Life corp ltdEternal Pure’s operations as a Chinese Temple is extremely questionable, even though legally it can and will provide Temple services. The issue is one of ethics – it is neither a religious non-profit entity, nor a bon fide Buddhist/ Taoist group affiliated and accountable to our local Buddhist/ Taoist Federations. Has Eternal Pure, as a secular profit driven company, displayed sufficient locus standi or religious credentials, to allow it to operate a Chinese temple as a profit-driven business? Otherwise, it is a mockery and a travesty to the sacrosanct religious worship we hold dear as devout believers.

But of greater concern is the seemingly tacit blessing the government gives for the encroachment of secular business, even foreign companies, to compete with our local religious groups for already scarce, expensive and short lease (30 years) land designated for religious purposes.

This dangerous and politically costly precedent bring with it far reaching implications and consequences.

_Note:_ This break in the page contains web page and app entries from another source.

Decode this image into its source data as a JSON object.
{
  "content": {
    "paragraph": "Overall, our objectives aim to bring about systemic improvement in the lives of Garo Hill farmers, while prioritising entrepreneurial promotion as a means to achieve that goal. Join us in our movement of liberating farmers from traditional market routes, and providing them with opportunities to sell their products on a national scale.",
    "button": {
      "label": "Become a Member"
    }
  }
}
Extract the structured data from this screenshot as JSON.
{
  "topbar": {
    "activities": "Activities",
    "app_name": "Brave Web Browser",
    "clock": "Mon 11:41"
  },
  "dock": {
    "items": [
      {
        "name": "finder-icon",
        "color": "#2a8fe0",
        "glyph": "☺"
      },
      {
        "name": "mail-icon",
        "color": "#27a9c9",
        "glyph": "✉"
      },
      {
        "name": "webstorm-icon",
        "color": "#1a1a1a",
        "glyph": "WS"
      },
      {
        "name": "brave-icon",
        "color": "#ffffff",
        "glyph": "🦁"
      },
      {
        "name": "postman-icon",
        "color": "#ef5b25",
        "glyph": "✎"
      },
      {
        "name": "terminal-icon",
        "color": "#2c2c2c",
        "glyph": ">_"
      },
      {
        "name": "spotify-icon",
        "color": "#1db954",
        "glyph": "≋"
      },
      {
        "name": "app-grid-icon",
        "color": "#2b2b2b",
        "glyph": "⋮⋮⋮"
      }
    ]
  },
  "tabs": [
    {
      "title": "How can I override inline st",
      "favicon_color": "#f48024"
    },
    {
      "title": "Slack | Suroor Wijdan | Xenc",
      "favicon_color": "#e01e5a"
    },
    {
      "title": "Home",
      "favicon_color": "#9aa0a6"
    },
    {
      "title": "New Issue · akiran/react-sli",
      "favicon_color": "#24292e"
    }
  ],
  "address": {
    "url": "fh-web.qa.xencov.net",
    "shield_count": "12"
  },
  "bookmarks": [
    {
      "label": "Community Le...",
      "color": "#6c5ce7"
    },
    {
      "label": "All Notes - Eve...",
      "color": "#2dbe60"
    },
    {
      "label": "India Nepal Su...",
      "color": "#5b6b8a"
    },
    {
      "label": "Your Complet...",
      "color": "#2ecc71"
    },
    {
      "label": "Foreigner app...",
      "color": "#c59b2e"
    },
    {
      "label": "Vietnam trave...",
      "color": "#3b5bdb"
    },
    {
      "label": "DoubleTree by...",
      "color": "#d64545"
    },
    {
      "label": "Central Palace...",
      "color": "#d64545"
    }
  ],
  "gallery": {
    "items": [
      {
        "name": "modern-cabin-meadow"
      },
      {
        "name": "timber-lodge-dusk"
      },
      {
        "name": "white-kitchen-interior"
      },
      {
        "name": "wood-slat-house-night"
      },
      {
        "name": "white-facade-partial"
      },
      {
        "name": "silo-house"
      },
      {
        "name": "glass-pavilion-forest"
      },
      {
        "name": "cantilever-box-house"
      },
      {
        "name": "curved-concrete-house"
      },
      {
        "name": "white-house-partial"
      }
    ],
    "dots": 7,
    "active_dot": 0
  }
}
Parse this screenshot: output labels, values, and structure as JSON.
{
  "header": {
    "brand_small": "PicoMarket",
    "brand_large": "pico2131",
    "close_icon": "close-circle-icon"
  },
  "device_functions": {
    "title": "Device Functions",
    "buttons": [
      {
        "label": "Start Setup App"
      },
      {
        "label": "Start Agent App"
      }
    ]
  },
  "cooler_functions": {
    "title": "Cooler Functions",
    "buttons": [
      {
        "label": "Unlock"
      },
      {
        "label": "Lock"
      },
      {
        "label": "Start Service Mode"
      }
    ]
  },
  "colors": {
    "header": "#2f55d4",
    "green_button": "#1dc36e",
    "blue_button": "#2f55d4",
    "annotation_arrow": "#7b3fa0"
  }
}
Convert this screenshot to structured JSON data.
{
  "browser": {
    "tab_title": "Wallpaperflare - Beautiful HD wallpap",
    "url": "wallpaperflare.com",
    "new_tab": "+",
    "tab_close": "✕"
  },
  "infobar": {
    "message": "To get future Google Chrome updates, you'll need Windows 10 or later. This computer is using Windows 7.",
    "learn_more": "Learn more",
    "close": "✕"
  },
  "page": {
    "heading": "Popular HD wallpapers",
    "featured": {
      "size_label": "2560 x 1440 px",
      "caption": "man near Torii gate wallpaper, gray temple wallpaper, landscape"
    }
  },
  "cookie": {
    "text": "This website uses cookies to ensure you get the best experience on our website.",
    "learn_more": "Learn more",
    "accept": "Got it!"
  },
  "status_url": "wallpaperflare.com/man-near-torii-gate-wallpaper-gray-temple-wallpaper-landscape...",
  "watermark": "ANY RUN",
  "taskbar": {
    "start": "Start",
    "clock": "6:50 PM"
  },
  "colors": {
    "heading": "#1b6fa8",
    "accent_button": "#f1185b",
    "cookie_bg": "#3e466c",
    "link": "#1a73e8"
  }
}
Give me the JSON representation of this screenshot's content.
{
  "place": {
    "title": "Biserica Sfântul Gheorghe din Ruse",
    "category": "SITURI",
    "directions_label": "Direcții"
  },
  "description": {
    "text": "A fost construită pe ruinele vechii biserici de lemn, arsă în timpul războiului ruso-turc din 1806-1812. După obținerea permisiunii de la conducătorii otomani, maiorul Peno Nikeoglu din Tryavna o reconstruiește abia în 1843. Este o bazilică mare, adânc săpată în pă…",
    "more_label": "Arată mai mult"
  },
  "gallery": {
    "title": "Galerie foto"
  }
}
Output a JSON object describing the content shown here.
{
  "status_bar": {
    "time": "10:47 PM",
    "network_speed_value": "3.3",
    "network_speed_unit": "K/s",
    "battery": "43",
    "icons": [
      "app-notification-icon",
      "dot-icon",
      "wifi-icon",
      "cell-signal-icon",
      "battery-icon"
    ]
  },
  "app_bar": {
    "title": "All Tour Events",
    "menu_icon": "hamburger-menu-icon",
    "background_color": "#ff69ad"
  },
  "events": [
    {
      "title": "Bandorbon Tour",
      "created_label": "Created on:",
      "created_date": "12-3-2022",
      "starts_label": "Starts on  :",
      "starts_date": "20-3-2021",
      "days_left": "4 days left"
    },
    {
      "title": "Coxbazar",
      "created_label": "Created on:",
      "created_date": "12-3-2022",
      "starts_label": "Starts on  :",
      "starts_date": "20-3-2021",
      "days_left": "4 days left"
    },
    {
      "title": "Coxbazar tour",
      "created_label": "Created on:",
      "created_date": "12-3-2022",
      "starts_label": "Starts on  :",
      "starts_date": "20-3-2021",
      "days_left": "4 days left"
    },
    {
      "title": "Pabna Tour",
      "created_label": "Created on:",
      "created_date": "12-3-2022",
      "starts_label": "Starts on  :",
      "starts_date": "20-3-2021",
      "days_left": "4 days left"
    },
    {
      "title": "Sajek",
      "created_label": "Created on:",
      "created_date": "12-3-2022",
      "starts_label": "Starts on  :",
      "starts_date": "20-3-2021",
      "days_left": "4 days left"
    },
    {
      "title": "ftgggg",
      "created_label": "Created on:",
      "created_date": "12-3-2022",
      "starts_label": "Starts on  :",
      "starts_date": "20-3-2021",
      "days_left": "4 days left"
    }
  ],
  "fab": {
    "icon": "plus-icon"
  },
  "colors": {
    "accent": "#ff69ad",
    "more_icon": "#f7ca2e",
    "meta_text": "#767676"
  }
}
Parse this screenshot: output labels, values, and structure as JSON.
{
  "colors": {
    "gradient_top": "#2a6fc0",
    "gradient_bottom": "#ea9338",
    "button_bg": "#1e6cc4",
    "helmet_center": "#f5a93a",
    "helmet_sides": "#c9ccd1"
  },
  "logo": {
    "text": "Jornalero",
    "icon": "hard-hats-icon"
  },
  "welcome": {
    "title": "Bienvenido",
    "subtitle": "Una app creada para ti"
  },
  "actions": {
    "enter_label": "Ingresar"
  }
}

If truly the government has green lighted the ‘open season bidding’ of ‘Land for Religious Purpose’, making the bidding purely market-driven and income generating, then local religious groups would be adversely disadvantaged. Many religious groups often have difficulties finding sufficient space to house their services for their worshippers and their charitable outreach to society’s needy.

Religious groups are already hard pressed financially to offer charitable programs without government grants. And to further drain them of precious financial resources so as to compete with public listed companies for land that are rightfully and morally reserved only for religious use; the government is conveniently blurring the line between secular and religious to milk maximum profit in the sale of public land.

This precedent of a loose and expedient interpretation of ‘Religious Use’ must not be left unchallenged by the different major local religious leaders and federations. Otherwise, anything and everything in religion may be open to be expediently ‘redefined’ by default at the behest of the government as it sees fit.

This Sengkang columbarium saga triggered a lot of questions and does not bode well for the future relationship between the government and the religious.